Monthly Archives: July 2019

Finding Genuine Connection  

by Paula Jacobs  (Framingham MA)

When the world appears bleak – school shootings, human rights violations, and even day-to-day aggravations that seem magnified in challenging times – I have sometimes opted to bury myself in distractions rather than genuinely connect with others. But then I hear the words of Hillel the Elder in Pirkei Avot (Ethics of the Fathers 2:4), Al tifrosh min ha-tzibur, “Do not withdraw from the community.”

So what do I do? On Shabbat I come to synagogue. No cellphones or texting allowed. As the hazzan leads us in spirited prayer, I join in the animated communal davening where, whether in harmony or off-pitch, everyone feels welcome. It’s here that the anxiety that envelops me and the outside world temporarily disappears.  And it’s here that I feel closely connected.

My soul comes alive as I chant from the Torah. As I vocalize the words of our ancient tradition, I connect to the past, reflecting how my ancestors clung to the teachings of the Torah for the strength to overcome seemingly insurmountable hardships and struggles.

These days I attend Shabbat services regularly, and find it uplifting to be in the company of familiar faces. I kvell with the bar/bat mitzvah family, and am grateful for the privilege of sharing the joy of a simcha such as a special birthday, anniversary, baby naming, or upcoming trip to Israel.  And, of course, I love socializing with friends young and old.

It is here at shul during kiddush lunch where I am able to engage in the genuine and intimate human conversations that create and strengthen connections.  Importantly, in this safe space we each can be our authentic self, instead of an idealized screen image projected by social media on our mobile devices.

I listen empathetically when friends regale me with their tales of joy or woe, sometimes sharing my own stories or kvetches.  As I look at smiling faces, listen to voices in pain, or hear opinions that conflict with my own, I reflect how we truly learn to develop empathy and understanding:  It is by observing a facial expression, hearing an emotional tone of voice, and learning to put ourselves in someone else’s shoes – and not by clicking on an emoji or Facebook “like.”

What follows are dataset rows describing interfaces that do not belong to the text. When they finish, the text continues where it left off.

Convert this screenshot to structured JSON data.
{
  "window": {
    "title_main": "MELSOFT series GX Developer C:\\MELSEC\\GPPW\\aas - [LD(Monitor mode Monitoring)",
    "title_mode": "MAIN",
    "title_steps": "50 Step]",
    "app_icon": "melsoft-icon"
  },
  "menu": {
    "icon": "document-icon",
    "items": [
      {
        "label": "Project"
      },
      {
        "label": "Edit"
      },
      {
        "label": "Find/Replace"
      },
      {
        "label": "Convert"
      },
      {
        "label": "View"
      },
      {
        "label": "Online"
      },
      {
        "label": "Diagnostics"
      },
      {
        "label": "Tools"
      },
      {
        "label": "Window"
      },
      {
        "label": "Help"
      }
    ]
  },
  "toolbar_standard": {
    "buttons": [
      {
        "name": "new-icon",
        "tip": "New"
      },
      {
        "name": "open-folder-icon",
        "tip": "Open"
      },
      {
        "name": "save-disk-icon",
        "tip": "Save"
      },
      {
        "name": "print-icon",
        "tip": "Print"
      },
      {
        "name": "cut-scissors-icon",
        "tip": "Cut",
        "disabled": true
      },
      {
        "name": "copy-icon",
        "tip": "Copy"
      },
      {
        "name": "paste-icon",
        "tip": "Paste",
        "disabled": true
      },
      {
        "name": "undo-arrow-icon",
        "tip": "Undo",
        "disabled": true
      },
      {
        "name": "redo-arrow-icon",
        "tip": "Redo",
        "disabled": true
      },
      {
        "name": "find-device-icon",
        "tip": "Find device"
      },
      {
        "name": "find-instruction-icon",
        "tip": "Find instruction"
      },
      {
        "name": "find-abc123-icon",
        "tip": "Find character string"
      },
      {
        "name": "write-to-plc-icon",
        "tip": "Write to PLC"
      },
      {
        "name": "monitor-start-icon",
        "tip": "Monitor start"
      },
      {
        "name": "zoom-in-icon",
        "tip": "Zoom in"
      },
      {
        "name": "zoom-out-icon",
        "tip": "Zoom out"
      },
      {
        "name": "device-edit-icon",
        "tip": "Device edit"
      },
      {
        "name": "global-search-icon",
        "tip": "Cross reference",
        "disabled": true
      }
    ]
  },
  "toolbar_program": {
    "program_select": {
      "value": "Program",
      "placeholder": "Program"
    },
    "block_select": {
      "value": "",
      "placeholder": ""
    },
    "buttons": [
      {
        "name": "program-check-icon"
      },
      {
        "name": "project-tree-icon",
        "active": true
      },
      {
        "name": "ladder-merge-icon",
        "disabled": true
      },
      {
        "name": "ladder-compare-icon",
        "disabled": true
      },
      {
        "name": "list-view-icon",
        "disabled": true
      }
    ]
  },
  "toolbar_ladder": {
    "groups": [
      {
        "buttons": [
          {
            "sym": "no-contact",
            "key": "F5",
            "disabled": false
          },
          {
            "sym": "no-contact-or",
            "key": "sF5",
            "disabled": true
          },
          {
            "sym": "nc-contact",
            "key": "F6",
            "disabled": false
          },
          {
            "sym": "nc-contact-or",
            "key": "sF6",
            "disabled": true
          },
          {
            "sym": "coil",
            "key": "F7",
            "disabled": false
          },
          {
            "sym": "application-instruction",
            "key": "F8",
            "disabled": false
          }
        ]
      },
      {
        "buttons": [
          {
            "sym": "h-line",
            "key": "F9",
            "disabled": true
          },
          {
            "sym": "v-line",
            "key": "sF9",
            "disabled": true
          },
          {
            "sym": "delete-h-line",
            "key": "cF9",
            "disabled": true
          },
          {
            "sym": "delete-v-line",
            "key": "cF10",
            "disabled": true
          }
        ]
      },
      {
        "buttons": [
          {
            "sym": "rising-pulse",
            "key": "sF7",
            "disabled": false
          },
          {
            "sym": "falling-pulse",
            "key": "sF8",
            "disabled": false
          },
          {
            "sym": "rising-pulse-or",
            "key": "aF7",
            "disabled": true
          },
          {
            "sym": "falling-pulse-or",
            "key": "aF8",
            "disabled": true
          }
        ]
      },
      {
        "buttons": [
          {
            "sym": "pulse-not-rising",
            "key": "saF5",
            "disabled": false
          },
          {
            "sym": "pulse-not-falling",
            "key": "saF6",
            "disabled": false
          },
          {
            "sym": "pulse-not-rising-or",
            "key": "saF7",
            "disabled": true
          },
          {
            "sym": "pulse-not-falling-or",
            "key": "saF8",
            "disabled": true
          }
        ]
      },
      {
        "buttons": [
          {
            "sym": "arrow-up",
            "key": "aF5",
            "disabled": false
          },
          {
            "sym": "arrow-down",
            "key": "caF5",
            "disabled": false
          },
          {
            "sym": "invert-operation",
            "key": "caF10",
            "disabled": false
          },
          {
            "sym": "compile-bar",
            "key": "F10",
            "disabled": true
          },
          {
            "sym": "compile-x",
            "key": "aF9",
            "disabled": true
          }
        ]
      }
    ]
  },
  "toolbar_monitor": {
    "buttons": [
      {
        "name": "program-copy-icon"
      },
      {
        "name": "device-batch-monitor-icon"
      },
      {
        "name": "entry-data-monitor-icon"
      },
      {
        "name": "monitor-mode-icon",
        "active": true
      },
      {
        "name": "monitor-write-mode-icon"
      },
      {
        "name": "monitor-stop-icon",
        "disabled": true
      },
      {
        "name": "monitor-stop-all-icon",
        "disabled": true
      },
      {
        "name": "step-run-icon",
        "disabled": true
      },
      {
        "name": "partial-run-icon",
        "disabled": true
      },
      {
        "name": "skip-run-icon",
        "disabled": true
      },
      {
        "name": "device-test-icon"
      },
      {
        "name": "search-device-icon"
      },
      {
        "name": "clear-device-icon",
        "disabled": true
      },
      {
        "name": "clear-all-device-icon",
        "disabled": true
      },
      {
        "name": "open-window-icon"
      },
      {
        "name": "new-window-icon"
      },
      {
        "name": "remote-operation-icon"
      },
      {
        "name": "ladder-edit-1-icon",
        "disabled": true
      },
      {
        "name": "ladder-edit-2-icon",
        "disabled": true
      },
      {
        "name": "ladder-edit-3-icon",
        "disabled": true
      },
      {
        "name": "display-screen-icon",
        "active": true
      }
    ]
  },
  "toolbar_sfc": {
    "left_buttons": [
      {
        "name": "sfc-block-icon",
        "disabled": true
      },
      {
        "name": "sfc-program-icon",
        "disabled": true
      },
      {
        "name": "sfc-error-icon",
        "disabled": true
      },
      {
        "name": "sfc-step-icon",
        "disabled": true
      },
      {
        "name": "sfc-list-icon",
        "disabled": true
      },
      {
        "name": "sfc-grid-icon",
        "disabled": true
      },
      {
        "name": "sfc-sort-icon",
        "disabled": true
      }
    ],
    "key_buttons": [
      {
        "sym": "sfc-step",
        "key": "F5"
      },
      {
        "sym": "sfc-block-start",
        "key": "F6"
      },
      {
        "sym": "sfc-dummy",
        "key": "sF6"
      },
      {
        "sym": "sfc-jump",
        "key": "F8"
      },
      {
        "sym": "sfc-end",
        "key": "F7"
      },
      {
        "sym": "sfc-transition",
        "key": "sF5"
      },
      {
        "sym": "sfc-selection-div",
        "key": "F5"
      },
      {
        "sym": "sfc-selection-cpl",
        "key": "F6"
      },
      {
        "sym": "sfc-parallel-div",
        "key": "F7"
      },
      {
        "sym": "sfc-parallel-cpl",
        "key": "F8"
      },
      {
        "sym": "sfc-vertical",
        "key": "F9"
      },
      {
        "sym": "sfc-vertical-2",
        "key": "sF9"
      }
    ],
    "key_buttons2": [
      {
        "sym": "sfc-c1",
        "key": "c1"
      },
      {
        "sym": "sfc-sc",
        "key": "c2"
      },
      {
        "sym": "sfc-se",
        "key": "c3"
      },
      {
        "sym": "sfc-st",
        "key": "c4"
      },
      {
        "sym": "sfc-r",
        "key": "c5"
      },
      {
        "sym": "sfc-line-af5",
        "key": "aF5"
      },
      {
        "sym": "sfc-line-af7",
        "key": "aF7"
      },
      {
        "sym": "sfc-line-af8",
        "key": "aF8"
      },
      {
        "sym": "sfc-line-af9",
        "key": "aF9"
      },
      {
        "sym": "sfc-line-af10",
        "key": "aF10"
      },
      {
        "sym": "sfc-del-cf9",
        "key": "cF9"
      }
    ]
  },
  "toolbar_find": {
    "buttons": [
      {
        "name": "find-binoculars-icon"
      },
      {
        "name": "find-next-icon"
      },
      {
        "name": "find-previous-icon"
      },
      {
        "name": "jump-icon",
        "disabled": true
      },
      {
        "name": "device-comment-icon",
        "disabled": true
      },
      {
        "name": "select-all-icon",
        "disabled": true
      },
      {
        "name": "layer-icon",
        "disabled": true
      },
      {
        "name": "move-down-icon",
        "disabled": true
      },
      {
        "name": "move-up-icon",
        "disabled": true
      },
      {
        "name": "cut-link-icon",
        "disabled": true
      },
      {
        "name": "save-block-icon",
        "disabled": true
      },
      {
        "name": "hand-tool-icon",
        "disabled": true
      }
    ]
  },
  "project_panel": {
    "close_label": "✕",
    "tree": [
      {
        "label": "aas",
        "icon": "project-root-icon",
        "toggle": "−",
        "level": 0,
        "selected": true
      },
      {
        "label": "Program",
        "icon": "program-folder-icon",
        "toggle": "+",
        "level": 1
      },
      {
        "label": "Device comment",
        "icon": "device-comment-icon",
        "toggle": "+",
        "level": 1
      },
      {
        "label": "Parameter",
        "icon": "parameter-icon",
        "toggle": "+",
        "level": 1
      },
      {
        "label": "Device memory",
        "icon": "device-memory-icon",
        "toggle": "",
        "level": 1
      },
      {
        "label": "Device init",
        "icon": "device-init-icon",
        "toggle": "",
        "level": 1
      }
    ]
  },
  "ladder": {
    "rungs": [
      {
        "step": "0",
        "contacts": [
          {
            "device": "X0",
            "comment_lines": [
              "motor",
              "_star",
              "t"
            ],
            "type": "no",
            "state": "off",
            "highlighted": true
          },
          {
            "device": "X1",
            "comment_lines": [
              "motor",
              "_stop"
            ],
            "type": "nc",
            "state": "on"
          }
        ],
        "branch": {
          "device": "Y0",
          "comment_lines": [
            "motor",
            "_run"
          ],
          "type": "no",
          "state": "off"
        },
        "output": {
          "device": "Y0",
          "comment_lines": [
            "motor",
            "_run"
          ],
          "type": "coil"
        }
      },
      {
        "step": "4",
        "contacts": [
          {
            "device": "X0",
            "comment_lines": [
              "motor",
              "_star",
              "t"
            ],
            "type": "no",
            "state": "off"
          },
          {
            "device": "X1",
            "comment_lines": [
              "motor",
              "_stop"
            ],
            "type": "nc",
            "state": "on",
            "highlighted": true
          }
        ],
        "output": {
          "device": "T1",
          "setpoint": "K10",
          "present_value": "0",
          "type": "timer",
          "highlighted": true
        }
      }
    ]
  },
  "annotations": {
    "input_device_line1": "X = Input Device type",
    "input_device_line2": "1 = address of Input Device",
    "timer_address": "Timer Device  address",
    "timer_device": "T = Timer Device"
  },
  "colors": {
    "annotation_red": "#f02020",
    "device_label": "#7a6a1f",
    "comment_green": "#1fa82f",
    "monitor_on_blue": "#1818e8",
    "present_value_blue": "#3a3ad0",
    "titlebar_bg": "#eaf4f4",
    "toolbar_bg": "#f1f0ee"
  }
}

It is here – unplugged from mobile devices – that genuine human communication has been reclaimed.  And it is here that I am reminded that when our only connection is superficially via text or email or social media, we miss the opportunity for meaningful human interaction, the sort that occurs via face-to-face conversation and one-on-one personal dialogue.

In today’s uncertain world, real human connection feels more important to me than ever, and why I so appreciate my spiritual Jewish community where I have found genuine connection, comfort, and family. It’s in this sacred space that I have learned what connection is really all about. That’s why it’s the place I am so proud to call my haven, my harbor, my home.

Paula Jacobs writes about Jewish culture, religion, and Israel. Her articles have appeared in such publications as Tablet Magazine, The Jerusalem Post, and The Forward.

Advertisements

1 Comment

Filed under American Jewry, Jewish, Jewish writing, Judaism

Lion of Hope

by Brad Jacobson (Columbia, MO)

Black stocking feet and no shoes.

Blue and white prayer shawl
wrapped around his head and arms.

He stands in front of the ancient Wall,
his face hidden.

Large as a lion, he raises his hands
like a street performer before the worshippers.

He sweeps his arms above
the old man in white,

above a boy
in a blue baseball jersey,
#32,

above the rabbi
in back of the Torah.

The Lion of Hope roars, and
his prayers speed like Lefty’s fastball,
soar to the top of Mt. Moriah,
pure as tears protecting a child’s prayer.

He steps slowly to a chair by mine.
I touch the Wall and hear
the Big Man whisper,
I am exhausted.

After prayers we walk together
to the Kiddush table by the stairs.

The Rabbi raises a cup of wine.
Big Man turns to sing sweet
Shabbat songs to Chinese tourists.

He shakes my hand.
Shabbat Shalom.
Be healthy. Have peace.

Brad Jacobson is a volunteer every summer in Israel in the SAREL program. He teaches TESOL at the Asian Affair Center at the University of Missouri, where he has an MEd in Literacy. In the summers he enjoys exploring places with his camera like the Old City of Jerusalem, Tzfat, and the Red Sea where he scuba dives. He has been published in Tikkun, Voices Israel, Poetica, Cyclamens and Swords, and the University of Missouri International News.

Leave a comment

Filed under American Jewry, Israel Jewry, Jewish, Jewish identity, Jewish writing, poetry